Guerrilla grouting and writing
End of week 5, emergency remodel.
In February, our upstairs bathroom sprung a leak that dripped down the wall and through the ceiling downstairs. We wanted to replace the bathroom and kitchen floors anyway, so we hired our contractor friend.
We live in a 100-year-old house and, as these projects tend to go, one thing led to another and our two-week job is now almost into week six.
I appreciate our contractor because I’m about as handy with a hammer as an elephant is with a paint brush (excepting those amazing elephant artists). I do have an awesome pink hammer but the most action it’s seen is when I accidentally dropped it on my foot when I brought it home from the hardware store.
Since my contractor will be gone for the next week, I volunteered to do whatever needed to be done in order to keep the momentum going. I want my house back. I want my life back. And I have a deadline because of an event in May. So–my job this weekend is to grout the shower tiles and finish grouting the floors.
Me? Grout?
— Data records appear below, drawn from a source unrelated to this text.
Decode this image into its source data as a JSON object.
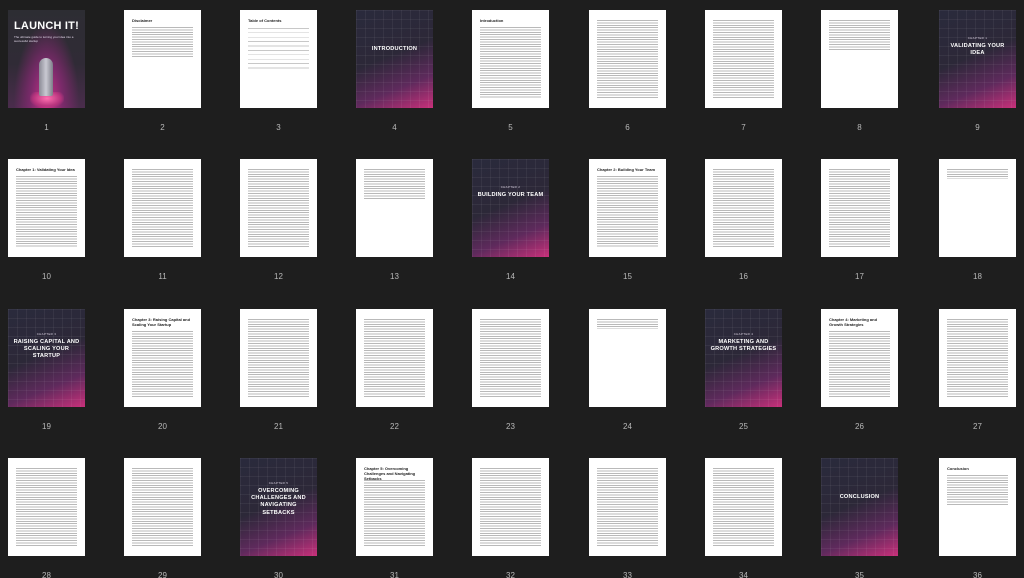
{
  "pages": [
    {
      "num": "1",
      "style": "cover",
      "title": "LAUNCH IT!",
      "subtitle": "The ultimate guide to turning your idea into a successful startup"
    },
    {
      "num": "2",
      "style": "text",
      "heading": "Disclaimer",
      "lines": "short"
    },
    {
      "num": "3",
      "style": "toc",
      "heading": "Table of Contents"
    },
    {
      "num": "4",
      "style": "section",
      "title": "INTRODUCTION",
      "eyebrow": ""
    },
    {
      "num": "5",
      "style": "text",
      "heading": "Introduction",
      "lines": "full"
    },
    {
      "num": "6",
      "style": "text",
      "heading": "",
      "lines": "full"
    },
    {
      "num": "7",
      "style": "text",
      "heading": "",
      "lines": "full"
    },
    {
      "num": "8",
      "style": "text",
      "heading": "",
      "lines": "short"
    },
    {
      "num": "9",
      "style": "section",
      "title": "VALIDATING YOUR IDEA",
      "eyebrow": "CHAPTER 1"
    },
    {
      "num": "10",
      "style": "text",
      "heading": "Chapter 1: Validating Your Idea",
      "lines": "full"
    },
    {
      "num": "11",
      "style": "text",
      "heading": "",
      "lines": "full"
    },
    {
      "num": "12",
      "style": "text",
      "heading": "",
      "lines": "full"
    },
    {
      "num": "13",
      "style": "text",
      "heading": "",
      "lines": "short"
    },
    {
      "num": "14",
      "style": "section",
      "title": "BUILDING YOUR TEAM",
      "eyebrow": "CHAPTER 2"
    },
    {
      "num": "15",
      "style": "text",
      "heading": "Chapter 2: Building Your Team",
      "lines": "full"
    },
    {
      "num": "16",
      "style": "text",
      "heading": "",
      "lines": "full"
    },
    {
      "num": "17",
      "style": "text",
      "heading": "",
      "lines": "full"
    },
    {
      "num": "18",
      "style": "text",
      "heading": "",
      "lines": "tiny"
    },
    {
      "num": "19",
      "style": "section",
      "title": "RAISING CAPITAL AND SCALING YOUR STARTUP",
      "eyebrow": "CHAPTER 3"
    },
    {
      "num": "20",
      "style": "text",
      "heading": "Chapter 3: Raising Capital and Scaling Your Startup",
      "lines": "full"
    },
    {
      "num": "21",
      "style": "text",
      "heading": "",
      "lines": "full"
    },
    {
      "num": "22",
      "style": "text",
      "heading": "",
      "lines": "full"
    },
    {
      "num": "23",
      "style": "text",
      "heading": "",
      "lines": "full"
    },
    {
      "num": "24",
      "style": "text",
      "heading": "",
      "lines": "tiny"
    },
    {
      "num": "25",
      "style": "section",
      "title": "MARKETING AND GROWTH STRATEGIES",
      "eyebrow": "CHAPTER 4"
    },
    {
      "num": "26",
      "style": "text",
      "heading": "Chapter 4: Marketing and Growth Strategies",
      "lines": "full"
    },
    {
      "num": "27",
      "style": "text",
      "heading": "",
      "lines": "full"
    },
    {
      "num": "28",
      "style": "text",
      "heading": "",
      "lines": "full"
    },
    {
      "num": "29",
      "style": "text",
      "heading": "",
      "lines": "full"
    },
    {
      "num": "30",
      "style": "section",
      "title": "OVERCOMING CHALLENGES AND NAVIGATING SETBACKS",
      "eyebrow": "CHAPTER 5"
    },
    {
      "num": "31",
      "style": "text",
      "heading": "Chapter 5: Overcoming Challenges and Navigating Setbacks",
      "lines": "full"
    },
    {
      "num": "32",
      "style": "text",
      "heading": "",
      "lines": "full"
    },
    {
      "num": "33",
      "style": "text",
      "heading": "",
      "lines": "full"
    },
    {
      "num": "34",
      "style": "text",
      "heading": "",
      "lines": "full"
    },
    {
      "num": "35",
      "style": "section",
      "title": "CONCLUSION",
      "eyebrow": ""
    },
    {
      "num": "36",
      "style": "text",
      "heading": "Conclusion",
      "lines": "short"
    }
  ],
  "colors": {
    "background": "#1e1e1e",
    "accent": "#c8307a",
    "page_number": "#b9b9b9"
  }
}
Never done it in my life. But I’m motivated. And I remember how much fun I had finger painting as a child.
So, what does this have to do with writing? Recently, I’ve also been learning to write in a new genre. I’ve written poetry, memoir, and essays, but this is my first foray into writing fantasy. My plan of attack has been a bit like my plan for learning to grout.
My learning curve in grouting went something like this today:
1. Learn from the experts. I had two guys give me verbal lessons in grouting. I absorbed what they said, asked questions, and then wrote it all down afterwards. Similar to my process when I take a writing workshop.
2. Expand on what I’ve learned. Tonight, I’ll be watching some YouTube videos on grouting to actually see how it’s done. I’m highly visual but I also know if I can learn something with more than one sense, I will learn faster and better. Same with learning about writing. I learn through attending workshops (listening) and by reading books on writing (seeing).
3. Just do it. My hands-on training comes tomorrow when I dive in (unsupervised) and just do it. The best way to learn anything is by doing it. I’ll start small to build my confidence just like I do when I’m learning something new in writing. I don’t sit down and write a book or even outline a book in one day. I write a word at a time. The important thing is to start and stay at it until it’s done.
4. Have a good attitude. Am I afraid to grout? Yes. What if I screw up? What if I ruin it all? But I won’t allow myself those thoughts as I dive in tomorrow. I’m making a game of it. I’ll pretend I’m some great artist in ancient Rome creating something out of nothing. Hey, if you need to take on a different persona to get the job done, then go for it! What if I imagined myself as a great fantasy writer while I was writing my next book?
An old Chinese saying comes to mind, “To become a master, assume the traits of a master.” Or, to become a grouter/writer, assume the traits of a grouter/writer.
I’ll keep you informed of my grouting/writing journey. I may even share pictures (of the grouting…pictures of me writing may put you to sleep). Have you ever done something unrelated to writing that turned out to remind you of writing?